[Problem to work on] From the records below, pull each line that has "DeftPDF".
>>>>>
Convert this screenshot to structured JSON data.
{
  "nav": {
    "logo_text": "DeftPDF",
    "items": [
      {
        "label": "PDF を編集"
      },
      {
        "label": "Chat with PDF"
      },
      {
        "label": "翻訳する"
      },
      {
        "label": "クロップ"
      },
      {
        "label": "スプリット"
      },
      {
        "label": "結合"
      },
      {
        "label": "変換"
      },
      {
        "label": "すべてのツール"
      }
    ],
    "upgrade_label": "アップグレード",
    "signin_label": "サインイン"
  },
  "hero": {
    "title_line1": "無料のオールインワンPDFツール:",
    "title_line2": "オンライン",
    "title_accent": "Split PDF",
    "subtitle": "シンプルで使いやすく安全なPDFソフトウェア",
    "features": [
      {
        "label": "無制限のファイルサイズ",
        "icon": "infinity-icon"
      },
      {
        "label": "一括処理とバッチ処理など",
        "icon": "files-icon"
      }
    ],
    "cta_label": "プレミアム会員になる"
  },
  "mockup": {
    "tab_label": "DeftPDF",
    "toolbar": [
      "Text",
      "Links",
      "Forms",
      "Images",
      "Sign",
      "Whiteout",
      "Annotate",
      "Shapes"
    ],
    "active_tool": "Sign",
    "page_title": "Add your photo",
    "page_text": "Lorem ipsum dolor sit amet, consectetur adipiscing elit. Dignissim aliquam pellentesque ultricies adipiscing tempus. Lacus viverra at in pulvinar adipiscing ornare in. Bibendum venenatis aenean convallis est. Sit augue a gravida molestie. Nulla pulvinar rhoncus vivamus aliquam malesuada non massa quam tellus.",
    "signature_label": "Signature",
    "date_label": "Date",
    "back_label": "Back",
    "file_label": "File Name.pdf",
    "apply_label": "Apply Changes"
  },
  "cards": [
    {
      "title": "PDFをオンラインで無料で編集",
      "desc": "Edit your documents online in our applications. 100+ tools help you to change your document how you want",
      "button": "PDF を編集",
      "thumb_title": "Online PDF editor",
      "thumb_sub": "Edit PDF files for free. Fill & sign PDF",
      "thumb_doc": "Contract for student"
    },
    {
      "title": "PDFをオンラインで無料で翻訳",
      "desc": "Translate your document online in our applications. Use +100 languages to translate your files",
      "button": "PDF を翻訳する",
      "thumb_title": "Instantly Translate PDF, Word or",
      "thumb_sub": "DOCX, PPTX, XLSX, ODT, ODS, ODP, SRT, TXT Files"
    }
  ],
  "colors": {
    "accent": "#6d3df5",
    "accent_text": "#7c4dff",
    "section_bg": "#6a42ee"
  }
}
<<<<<
[Response to the exercise]
    "logo_text": "DeftPDF",
    "tab_label": "DeftPDF",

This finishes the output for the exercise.